Provided records: Begin

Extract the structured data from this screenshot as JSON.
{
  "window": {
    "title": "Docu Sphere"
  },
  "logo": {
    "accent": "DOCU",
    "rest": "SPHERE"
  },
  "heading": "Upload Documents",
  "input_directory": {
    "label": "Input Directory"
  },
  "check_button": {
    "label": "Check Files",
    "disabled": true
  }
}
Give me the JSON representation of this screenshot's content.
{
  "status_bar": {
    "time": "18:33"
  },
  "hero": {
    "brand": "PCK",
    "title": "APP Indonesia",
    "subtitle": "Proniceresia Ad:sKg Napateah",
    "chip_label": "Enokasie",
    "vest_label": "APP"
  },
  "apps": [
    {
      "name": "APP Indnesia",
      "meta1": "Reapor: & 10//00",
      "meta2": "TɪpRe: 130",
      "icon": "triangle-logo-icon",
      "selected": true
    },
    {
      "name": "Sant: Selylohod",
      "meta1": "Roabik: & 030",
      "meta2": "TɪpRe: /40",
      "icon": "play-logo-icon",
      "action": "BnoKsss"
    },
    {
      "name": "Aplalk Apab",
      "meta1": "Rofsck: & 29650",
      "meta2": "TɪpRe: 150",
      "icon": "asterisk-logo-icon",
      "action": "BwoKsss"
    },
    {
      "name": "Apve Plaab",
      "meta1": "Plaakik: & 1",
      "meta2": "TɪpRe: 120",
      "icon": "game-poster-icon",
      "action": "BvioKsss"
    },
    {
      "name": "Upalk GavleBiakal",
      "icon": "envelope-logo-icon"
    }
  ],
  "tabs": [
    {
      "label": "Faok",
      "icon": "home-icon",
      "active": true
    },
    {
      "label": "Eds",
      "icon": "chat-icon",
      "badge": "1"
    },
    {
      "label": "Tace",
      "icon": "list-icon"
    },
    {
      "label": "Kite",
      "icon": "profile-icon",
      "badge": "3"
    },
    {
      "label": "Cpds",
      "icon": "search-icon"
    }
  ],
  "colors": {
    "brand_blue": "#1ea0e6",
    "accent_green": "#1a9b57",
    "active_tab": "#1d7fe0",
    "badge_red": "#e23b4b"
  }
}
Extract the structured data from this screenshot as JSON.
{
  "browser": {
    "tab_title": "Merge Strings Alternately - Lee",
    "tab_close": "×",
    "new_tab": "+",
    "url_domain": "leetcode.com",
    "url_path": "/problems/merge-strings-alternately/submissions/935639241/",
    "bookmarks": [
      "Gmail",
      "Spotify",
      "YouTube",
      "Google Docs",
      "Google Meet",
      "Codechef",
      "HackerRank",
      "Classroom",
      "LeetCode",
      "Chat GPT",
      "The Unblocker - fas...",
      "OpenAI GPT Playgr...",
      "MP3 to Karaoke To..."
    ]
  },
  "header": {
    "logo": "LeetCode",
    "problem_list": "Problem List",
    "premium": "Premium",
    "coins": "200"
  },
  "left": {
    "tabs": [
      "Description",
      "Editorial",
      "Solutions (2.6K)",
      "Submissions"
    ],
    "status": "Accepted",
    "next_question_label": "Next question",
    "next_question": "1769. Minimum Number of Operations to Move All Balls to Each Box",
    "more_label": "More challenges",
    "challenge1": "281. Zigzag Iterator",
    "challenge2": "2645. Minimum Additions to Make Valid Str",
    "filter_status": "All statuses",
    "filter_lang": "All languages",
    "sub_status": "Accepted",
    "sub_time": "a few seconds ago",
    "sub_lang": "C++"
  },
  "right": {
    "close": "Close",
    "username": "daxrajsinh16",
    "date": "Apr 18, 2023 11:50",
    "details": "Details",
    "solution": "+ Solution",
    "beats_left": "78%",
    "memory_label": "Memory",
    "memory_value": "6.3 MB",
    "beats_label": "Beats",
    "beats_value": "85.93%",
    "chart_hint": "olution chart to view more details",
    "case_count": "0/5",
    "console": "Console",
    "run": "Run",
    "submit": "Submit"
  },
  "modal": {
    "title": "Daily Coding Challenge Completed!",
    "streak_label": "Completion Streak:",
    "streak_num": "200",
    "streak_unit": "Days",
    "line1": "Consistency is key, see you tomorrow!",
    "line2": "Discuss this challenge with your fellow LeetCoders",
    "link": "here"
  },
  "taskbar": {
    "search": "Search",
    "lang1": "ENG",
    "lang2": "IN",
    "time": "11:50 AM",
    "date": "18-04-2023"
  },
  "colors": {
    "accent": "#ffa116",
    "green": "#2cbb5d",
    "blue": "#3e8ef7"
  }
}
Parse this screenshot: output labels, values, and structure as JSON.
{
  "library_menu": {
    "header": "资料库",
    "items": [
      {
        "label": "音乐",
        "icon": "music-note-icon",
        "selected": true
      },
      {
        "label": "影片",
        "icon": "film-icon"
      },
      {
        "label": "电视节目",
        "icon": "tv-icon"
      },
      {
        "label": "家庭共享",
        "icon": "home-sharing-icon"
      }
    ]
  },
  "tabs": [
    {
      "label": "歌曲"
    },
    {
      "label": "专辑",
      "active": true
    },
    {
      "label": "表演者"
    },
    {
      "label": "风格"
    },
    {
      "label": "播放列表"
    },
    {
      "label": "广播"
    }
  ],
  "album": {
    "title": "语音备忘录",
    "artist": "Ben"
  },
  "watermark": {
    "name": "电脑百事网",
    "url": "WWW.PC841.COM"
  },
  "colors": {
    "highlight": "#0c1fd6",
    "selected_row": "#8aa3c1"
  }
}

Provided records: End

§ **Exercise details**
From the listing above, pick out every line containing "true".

§ **Response area**
    "disabled": true
      "selected": true
      "active": true
        "selected": true
      "active": true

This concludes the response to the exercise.